(Page and application data records)
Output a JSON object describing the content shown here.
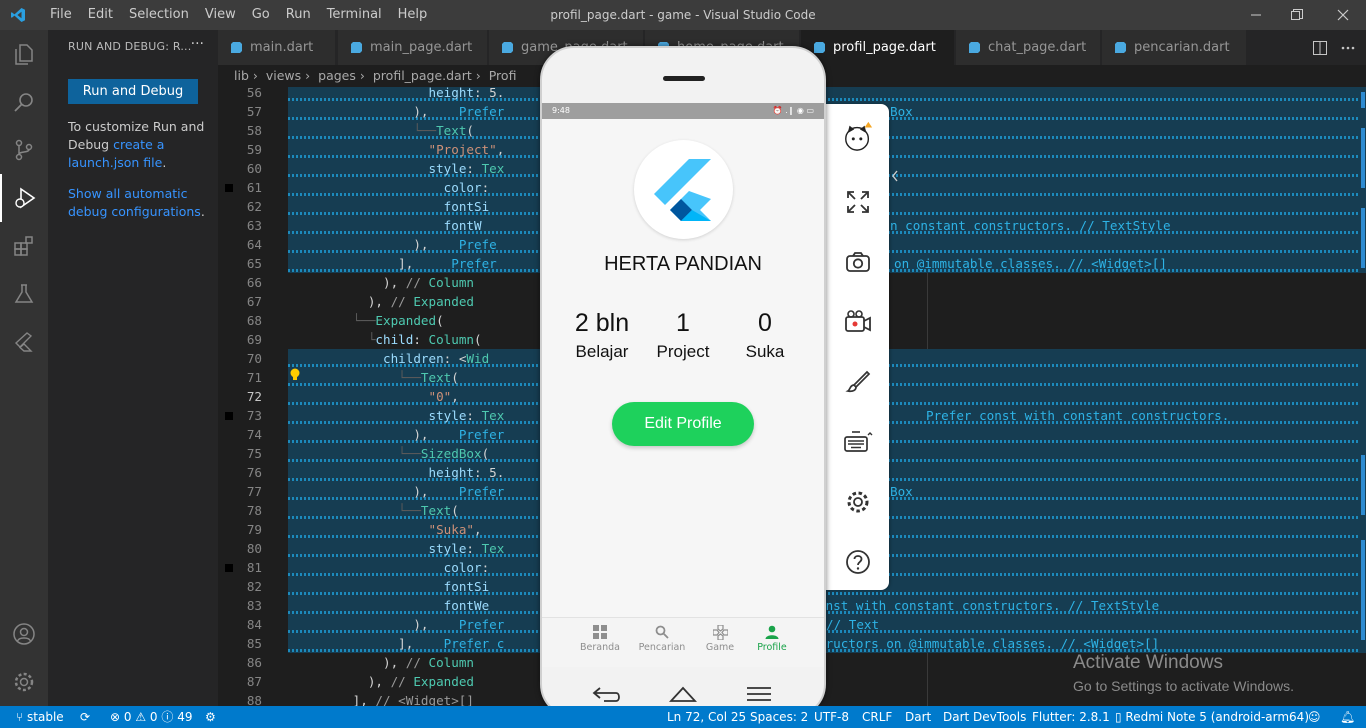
{
  "window": {
    "title": "profil_page.dart - game - Visual Studio Code",
    "menu": [
      "File",
      "Edit",
      "Selection",
      "View",
      "Go",
      "Run",
      "Terminal",
      "Help"
    ]
  },
  "sidebar": {
    "header": "RUN AND DEBUG: R...",
    "more": "···",
    "run_button": "Run and Debug",
    "customize_text": "To customize Run and Debug",
    "customize_link": "create a launch.json file",
    "customize_end": ".",
    "show_link": "Show all automatic debug configurations",
    "show_end": "."
  },
  "tabs": [
    {
      "label": "main.dart",
      "active": false
    },
    {
      "label": "main_page.dart",
      "active": false
    },
    {
      "label": "game_page.dart",
      "active": false
    },
    {
      "label": "home_page.dart",
      "active": false
    },
    {
      "label": "profil_page.dart",
      "active": true
    },
    {
      "label": "chat_page.dart",
      "active": false
    },
    {
      "label": "pencarian.dart",
      "active": false
    }
  ],
  "breadcrumb": [
    "lib",
    "views",
    "pages",
    "profil_page.dart",
    "Profi"
  ],
  "editor": {
    "lines": [
      {
        "n": "56",
        "c": "                  height: 5.",
        "r": "",
        "hl": true,
        "bp": false
      },
      {
        "n": "57",
        "c": "                ),    Prefer",
        "r": "Box",
        "rx": 672,
        "hl": true,
        "bp": false
      },
      {
        "n": "58",
        "c": "                └──Text(",
        "r": "",
        "hl": true,
        "bp": false
      },
      {
        "n": "59",
        "c": "                  \"Project\",",
        "r": "",
        "hl": true,
        "bp": false
      },
      {
        "n": "60",
        "c": "                  style: Tex",
        "r": "",
        "hl": true,
        "bp": false
      },
      {
        "n": "61",
        "c": "                    color:",
        "r": "",
        "hl": true,
        "bp": true
      },
      {
        "n": "62",
        "c": "                    fontSi",
        "r": "",
        "hl": true,
        "bp": false
      },
      {
        "n": "63",
        "c": "                    fontW",
        "r": "n constant constructors. // TextStyle",
        "rx": 672,
        "hl": true,
        "bp": false
      },
      {
        "n": "64",
        "c": "                ),    Prefe",
        "r": "",
        "hl": true,
        "bp": false
      },
      {
        "n": "65",
        "c": "              ],     Prefer",
        "r": "on @immutable classes. // <Widget>[]",
        "rx": 676,
        "hl": true,
        "bp": false
      },
      {
        "n": "66",
        "c": "            ), // Column",
        "r": "",
        "hl": false,
        "bp": false
      },
      {
        "n": "67",
        "c": "          ), // Expanded",
        "r": "",
        "hl": false,
        "bp": false
      },
      {
        "n": "68",
        "c": "        └──Expanded(",
        "r": "",
        "hl": false,
        "bp": false
      },
      {
        "n": "69",
        "c": "          └child: Column(",
        "r": "",
        "hl": false,
        "bp": false
      },
      {
        "n": "70",
        "c": "            children: <Wid",
        "r": "",
        "hl": true,
        "bp": false
      },
      {
        "n": "71",
        "c": "              └──Text(",
        "r": "",
        "hl": true,
        "bp": false
      },
      {
        "n": "72",
        "c": "                  \"0\",",
        "r": "",
        "hl": true,
        "bp": false
      },
      {
        "n": "73",
        "c": "                  style: Tex",
        "r": "Prefer const with constant constructors.",
        "rx": 708,
        "hl": true,
        "bp": true
      },
      {
        "n": "74",
        "c": "                ),    Prefer",
        "r": "",
        "hl": true,
        "bp": false
      },
      {
        "n": "75",
        "c": "              └──SizedBox(",
        "r": "",
        "hl": true,
        "bp": false
      },
      {
        "n": "76",
        "c": "                  height: 5.",
        "r": "",
        "hl": true,
        "bp": false
      },
      {
        "n": "77",
        "c": "                ),    Prefer",
        "r": "Box",
        "rx": 672,
        "hl": true,
        "bp": false
      },
      {
        "n": "78",
        "c": "              └──Text(",
        "r": "",
        "hl": true,
        "bp": false
      },
      {
        "n": "79",
        "c": "                  \"Suka\",",
        "r": "",
        "hl": true,
        "bp": false
      },
      {
        "n": "80",
        "c": "                  style: Tex",
        "r": "",
        "hl": true,
        "bp": false
      },
      {
        "n": "81",
        "c": "                    color:",
        "r": "",
        "hl": true,
        "bp": true
      },
      {
        "n": "82",
        "c": "                    fontSi",
        "r": "",
        "hl": true,
        "bp": false
      },
      {
        "n": "83",
        "c": "                    fontWe",
        "r": "onst with constant constructors. // TextStyle",
        "rx": 600,
        "hl": true,
        "bp": false
      },
      {
        "n": "84",
        "c": "                ),    Prefer",
        "r": "// Text",
        "rx": 608,
        "hl": true,
        "bp": false
      },
      {
        "n": "85",
        "c": "              ],    Prefer c",
        "r": "tructors on @immutable classes. // <Widget>[]",
        "rx": 600,
        "hl": true,
        "bp": false
      },
      {
        "n": "86",
        "c": "            ), // Column",
        "r": "",
        "hl": false,
        "bp": false
      },
      {
        "n": "87",
        "c": "          ), // Expanded",
        "r": "",
        "hl": false,
        "bp": false
      },
      {
        "n": "88",
        "c": "        ], // <Widget>[]",
        "r": "",
        "hl": false,
        "bp": false
      }
    ],
    "current_line": "72"
  },
  "activate": {
    "title": "Activate Windows",
    "subtitle": "Go to Settings to activate Windows."
  },
  "statusbar": {
    "branch": "stable",
    "errors": "0",
    "warnings": "0",
    "infos": "49",
    "position": "Ln 72, Col 25",
    "spaces": "Spaces: 2",
    "encoding": "UTF-8",
    "eol": "CRLF",
    "language": "Dart",
    "devtools": "Dart DevTools",
    "flutter": "Flutter: 2.8.1",
    "device": "Redmi Note 5 (android-arm64)"
  },
  "phone": {
    "time": "9:48",
    "status_icons": "⏰ .❙ ◉ ▭",
    "name": "HERTA PANDIAN",
    "stats": [
      {
        "value": "2 bln",
        "label": "Belajar"
      },
      {
        "value": "1",
        "label": "Project"
      },
      {
        "value": "0",
        "label": "Suka"
      }
    ],
    "edit_button": "Edit Profile",
    "nav": [
      {
        "label": "Beranda",
        "icon": "grid-icon",
        "active": false
      },
      {
        "label": "Pencarian",
        "icon": "search-icon",
        "active": false
      },
      {
        "label": "Game",
        "icon": "game-icon",
        "active": false
      },
      {
        "label": "Profile",
        "icon": "person-icon",
        "active": true
      }
    ]
  },
  "colors": {
    "accent": "#007acc",
    "edit_button": "#1ed15c",
    "nav_active": "#1aa34a",
    "highlight": "#163d52"
  }
}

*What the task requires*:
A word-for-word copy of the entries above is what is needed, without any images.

*Exercise response*:
Output a JSON object describing the content shown here.
{
  "window": {
    "title": "profil_page.dart - game - Visual Studio Code",
    "menu": [
      "File",
      "Edit",
      "Selection",
      "View",
      "Go",
      "Run",
      "Terminal",
      "Help"
    ]
  },
  "sidebar": {
    "header": "RUN AND DEBUG: R...",
    "more": "···",
    "run_button": "Run and Debug",
    "customize_text": "To customize Run and Debug",
    "customize_link": "create a launch.json file",
    "customize_end": ".",
    "show_link": "Show all automatic debug configurations",
    "show_end": "."
  },
  "tabs": [
    {
      "label": "main.dart",
      "active": false
    },
    {
      "label": "main_page.dart",
      "active": false
    },
    {
      "label": "game_page.dart",
      "active": false
    },
    {
      "label": "home_page.dart",
      "active": false
    },
    {
      "label": "profil_page.dart",
      "active": true
    },
    {
      "label": "chat_page.dart",
      "active": false
    },
    {
      "label": "pencarian.dart",
      "active": false
    }
  ],
  "breadcrumb": [
    "lib",
    "views",
    "pages",
    "profil_page.dart",
    "Profi"
  ],
  "editor": {
    "lines": [
      {
        "n": "56",
        "c": "                  height: 5.",
        "r": "",
        "hl": true,
        "bp": false
      },
      {
        "n": "57",
        "c": "                ),    Prefer",
        "r": "Box",
        "rx": 672,
        "hl": true,
        "bp": false
      },
      {
        "n": "58",
        "c": "                └──Text(",
        "r": "",
        "hl": true,
        "bp": false
      },
      {
        "n": "59",
        "c": "                  \"Project\",",
        "r": "",
        "hl": true,
        "bp": false
      },
      {
        "n": "60",
        "c": "                  style: Tex",
        "r": "",
        "hl": true,
        "bp": false
      },
      {
        "n": "61",
        "c": "                    color:",
        "r": "",
        "hl": true,
        "bp": true
      },
      {
        "n": "62",
        "c": "                    fontSi",
        "r": "",
        "hl": true,
        "bp": false
      },
      {
        "n": "63",
        "c": "                    fontW",
        "r": "n constant constructors. // TextStyle",
        "rx": 672,
        "hl": true,
        "bp": false
      },
      {
        "n": "64",
        "c": "                ),    Prefe",
        "r": "",
        "hl": true,
        "bp": false
      },
      {
        "n": "65",
        "c": "              ],     Prefer",
        "r": "on @immutable classes. // <Widget>[]",
        "rx": 676,
        "hl": true,
        "bp": false
      },
      {
        "n": "66",
        "c": "            ), // Column",
        "r": "",
        "hl": false,
        "bp": false
      },
      {
        "n": "67",
        "c": "          ), // Expanded",
        "r": "",
        "hl": false,
        "bp": false
      },
      {
        "n": "68",
        "c": "        └──Expanded(",
        "r": "",
        "hl": false,
        "bp": false
      },
      {
        "n": "69",
        "c": "          └child: Column(",
        "r": "",
        "hl": false,
        "bp": false
      },
      {
        "n": "70",
        "c": "            children: <Wid",
        "r": "",
        "hl": true,
        "bp": false
      },
      {
        "n": "71",
        "c": "              └──Text(",
        "r": "",
        "hl": true,
        "bp": false
      },
      {
        "n": "72",
        "c": "                  \"0\",",
        "r": "",
        "hl": true,
        "bp": false
      },
      {
        "n": "73",
        "c": "                  style: Tex",
        "r": "Prefer const with constant constructors.",
        "rx": 708,
        "hl": true,
        "bp": true
      },
      {
        "n": "74",
        "c": "                ),    Prefer",
        "r": "",
        "hl": true,
        "bp": false
      },
      {
        "n": "75",
        "c": "              └──SizedBox(",
        "r": "",
        "hl": true,
        "bp": false
      },
      {
        "n": "76",
        "c": "                  height: 5.",
        "r": "",
        "hl": true,
        "bp": false
      },
      {
        "n": "77",
        "c": "                ),    Prefer",
        "r": "Box",
        "rx": 672,
        "hl": true,
        "bp": false
      },
      {
        "n": "78",
        "c": "              └──Text(",
        "r": "",
        "hl": true,
        "bp": false
      },
      {
        "n": "79",
        "c": "                  \"Suka\",",
        "r": "",
        "hl": true,
        "bp": false
      },
      {
        "n": "80",
        "c": "                  style: Tex",
        "r": "",
        "hl": true,
        "bp": false
      },
      {
        "n": "81",
        "c": "                    color:",
        "r": "",
        "hl": true,
        "bp": true
      },
      {
        "n": "82",
        "c": "                    fontSi",
        "r": "",
        "hl": true,
        "bp": false
      },
      {
        "n": "83",
        "c": "                    fontWe",
        "r": "onst with constant constructors. // TextStyle",
        "rx": 600,
        "hl": true,
        "bp": false
      },
      {
        "n": "84",
        "c": "                ),    Prefer",
        "r": "// Text",
        "rx": 608,
        "hl": true,
        "bp": false
      },
      {
        "n": "85",
        "c": "              ],    Prefer c",
        "r": "tructors on @immutable classes. // <Widget>[]",
        "rx": 600,
        "hl": true,
        "bp": false
      },
      {
        "n": "86",
        "c": "            ), // Column",
        "r": "",
        "hl": false,
        "bp": false
      },
      {
        "n": "87",
        "c": "          ), // Expanded",
        "r": "",
        "hl": false,
        "bp": false
      },
      {
        "n": "88",
        "c": "        ], // <Widget>[]",
        "r": "",
        "hl": false,
        "bp": false
      }
    ],
    "current_line": "72"
  },
  "activate": {
    "title": "Activate Windows",
    "subtitle": "Go to Settings to activate Windows."
  },
  "statusbar": {
    "branch": "stable",
    "errors": "0",
    "warnings": "0",
    "infos": "49",
    "position": "Ln 72, Col 25",
    "spaces": "Spaces: 2",
    "encoding": "UTF-8",
    "eol": "CRLF",
    "language": "Dart",
    "devtools": "Dart DevTools",
    "flutter": "Flutter: 2.8.1",
    "device": "Redmi Note 5 (android-arm64)"
  },
  "phone": {
    "time": "9:48",
    "status_icons": "⏰ .❙ ◉ ▭",
    "name": "HERTA PANDIAN",
    "stats": [
      {
        "value": "2 bln",
        "label": "Belajar"
      },
      {
        "value": "1",
        "label": "Project"
      },
      {
        "value": "0",
        "label": "Suka"
      }
    ],
    "edit_button": "Edit Profile",
    "nav": [
      {
        "label": "Beranda",
        "icon": "grid-icon",
        "active": false
      },
      {
        "label": "Pencarian",
        "icon": "search-icon",
        "active": false
      },
      {
        "label": "Game",
        "icon": "game-icon",
        "active": false
      },
      {
        "label": "Profile",
        "icon": "person-icon",
        "active": true
      }
    ]
  },
  "colors": {
    "accent": "#007acc",
    "edit_button": "#1ed15c",
    "nav_active": "#1aa34a",
    "highlight": "#163d52"
  }
}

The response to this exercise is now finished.